Rex Huppke of the Chicago Tribune writes a great column entitled “I Just Work Here’, where he humorously reflects, shares stories and information about the intersection of work, careers and corporate life. His latest column (April 29 Chicago Tribune – http://shar.es/l9QCH) posed the question of returning to work for a company that had previously let you go. Hmmm. Good question. Later Rex gives us more to think about when he points out that much our work life is similar to dating. And, as dating has changed over the past several years so has our relationship with our employers. From this, I recommend that you “move in” with your employer but think very seriously before deciding to marry them.
Most organizations these days are in the throes of change which means their leaders are charged with driving it. Successful change leadership starts with the ability of senior leaders to broadly communicate with clarity, conciseness and compassion. It’s this last component, compassion, that too often falls short in executive communication about change. And when I refer to compassion, I am talking about a balanced message that doesn’t just focus on the needs of the organization but equally takes into account the impact on the individual employee. Many leaders can artfully communicate the change requirement from the company point of view. Too often these leaders miss the opportunity to make this message personal to the receiver of the information. When they do this, a great opportunity to make a connection that will drive change missed.
A friend just sent me a memo from his company’s new CEO. (This is the actual memo with some changes made to keep things anonymous). It was the CEO’s first opportunity to address the global employee workforce. His ability to create a ‘personal needs’ connection could well be the difference between success and failure, both for him, the company and its employees.
On a scale of 1-10, how well do you think he did in addressing change in relation to the company’s needs? Conversely, how well did he do in addressing change and the impact on the employee needs? Continue Reading »
A few months ago I added ‘Building A Magnetic Culture’ by Kevin Sheridan to my Great Reads listing. FYI, anyone who would like more information on this great book, there is a new website for information I encourage you to check it out.

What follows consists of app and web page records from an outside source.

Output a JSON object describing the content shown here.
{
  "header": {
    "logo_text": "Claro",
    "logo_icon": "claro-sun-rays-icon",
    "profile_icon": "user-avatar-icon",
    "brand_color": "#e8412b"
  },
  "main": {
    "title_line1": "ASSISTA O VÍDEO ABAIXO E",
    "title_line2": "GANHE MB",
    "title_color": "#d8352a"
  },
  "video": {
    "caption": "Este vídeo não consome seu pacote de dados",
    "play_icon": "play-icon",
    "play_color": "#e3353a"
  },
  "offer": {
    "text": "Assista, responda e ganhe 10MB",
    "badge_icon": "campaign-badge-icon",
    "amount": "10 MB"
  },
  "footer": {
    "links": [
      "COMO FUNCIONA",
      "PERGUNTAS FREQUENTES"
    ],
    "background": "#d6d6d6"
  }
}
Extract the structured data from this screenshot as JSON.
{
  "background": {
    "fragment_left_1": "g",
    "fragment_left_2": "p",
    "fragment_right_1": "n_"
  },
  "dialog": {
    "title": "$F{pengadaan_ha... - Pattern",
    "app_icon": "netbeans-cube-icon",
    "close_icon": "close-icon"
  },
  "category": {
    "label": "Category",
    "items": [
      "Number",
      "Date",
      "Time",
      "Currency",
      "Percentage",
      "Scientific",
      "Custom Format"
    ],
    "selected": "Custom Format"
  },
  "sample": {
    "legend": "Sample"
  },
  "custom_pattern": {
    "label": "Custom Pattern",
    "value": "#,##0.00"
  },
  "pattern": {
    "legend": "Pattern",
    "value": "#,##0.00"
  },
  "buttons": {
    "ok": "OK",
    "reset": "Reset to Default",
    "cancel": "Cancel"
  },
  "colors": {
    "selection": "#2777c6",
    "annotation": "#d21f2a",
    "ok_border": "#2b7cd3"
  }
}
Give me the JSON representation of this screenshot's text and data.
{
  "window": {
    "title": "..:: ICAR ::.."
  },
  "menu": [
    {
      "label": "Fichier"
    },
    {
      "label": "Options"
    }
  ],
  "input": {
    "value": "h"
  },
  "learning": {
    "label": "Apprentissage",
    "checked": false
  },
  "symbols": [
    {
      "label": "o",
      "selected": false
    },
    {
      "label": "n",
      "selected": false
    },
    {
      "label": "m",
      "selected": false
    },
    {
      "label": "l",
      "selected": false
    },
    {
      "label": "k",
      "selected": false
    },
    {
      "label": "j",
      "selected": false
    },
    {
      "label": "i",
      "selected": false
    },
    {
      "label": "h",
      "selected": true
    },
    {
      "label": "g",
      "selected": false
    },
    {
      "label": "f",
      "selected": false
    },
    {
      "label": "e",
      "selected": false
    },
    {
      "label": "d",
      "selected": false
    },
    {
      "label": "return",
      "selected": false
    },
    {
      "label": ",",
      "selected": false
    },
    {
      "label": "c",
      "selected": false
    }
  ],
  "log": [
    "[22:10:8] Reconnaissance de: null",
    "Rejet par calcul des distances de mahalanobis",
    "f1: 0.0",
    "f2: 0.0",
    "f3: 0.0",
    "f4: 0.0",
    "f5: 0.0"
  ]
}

You may have heard this joke below. If not, is a reminder to pay close attention to every interaction you have with your potential new company during the recruiting process. If you don’t, the joke could be on you! Continue Reading »
Below is an excerpt from a blog post I wrote for my company from my research project on our best bosses:
One of the more powerful themes about great bosses is their tolerance for mistakes. As one respondent put it, “I never felt like a failure when I worked for my best boss.” Just think about that statement for a moment. I never felt like a failure. What a powerful and positive statement. How can you learn, grow, develop and build confidence if you are afraid to make a mistake? To be successful, to push the bar and accomplish great things, one has to take risks. But you won’t take a risk if you fear reprisal for a mistake. It’s much easier to play it safe. The respondent went on to say, “(My best boss) always had my back, but if I made a mistake, he would come to me and discuss ‘other options’. Mistakes were seen as part of the growth process in a person’s professional life.
Let me share one of my favorite stories on this topic from our survey responses.
“I asked my boss to join me on a sales call to a Fortune 500 company, which was a major opportunity for me. When we got to the lobby, I realized that I forgot to bring the firm’s brochure and panicked because I thought he would be disappointed. Instead, to my surprise, he said…” a good sales person doesn’t need any stinking brochures”, which made us both laugh. It was such a funny comment and made me feel OK. He told me that I was a good sales person and that I should just rely on my sales skills and ability to build relationships. He told me not rely on brochures as they just become a crutch. It was a huge learning experience for me”.
What a cool reaction by the boss as well as a dramatic learning moment for the individual. It’s something that she never forgot when, years later, she herself became a leader.
One of the more annoying aspects of life in America is our short attention span. One day, an issue is screaming in the headlines and bantered across all media channels. The next day it disappears, replaced by the next big issue or Lindsay Lohan’s latest indiscretion.
Given this, I was surprised to hear an opinion piece on the radio yesterday, revisiting the Yahoo CEO’s decision to end all remote working arrangements in their company. While I didn’t agree with the opinion (a snarky toned commentary by an older white male who clearly doesn’t see organizations, leadership and career’s the same way I do), I was happy that this issue was still on the front burner.
That brings us to this guest post from Kevin Sheridan, author of the NY Times best seller “Building A Magnetic Culture”. Kevin is also the former CEO of HR Solutions, an employee survey firm. He has a very interesting take on this topic, with stats to back it up. I hope you take a minute to give it a read. Continue Reading »
In this morning’s Chicago Tribune there was an article (written by Dan Pompei) about the new coach of the Chicago Bears, Mark Trestman. I almost skipped it because I find football coaches tend to be all cut out of the same cloth. That’s not good or bad. I just don’t find them to be very interesting.
I am glad I decided to read the article. It turns out that Mark Trestman isn’t your typical football coach. At least, not the current edition of the man. But he was. And it is his personal and professional transformation that I found compelling. Continue Reading »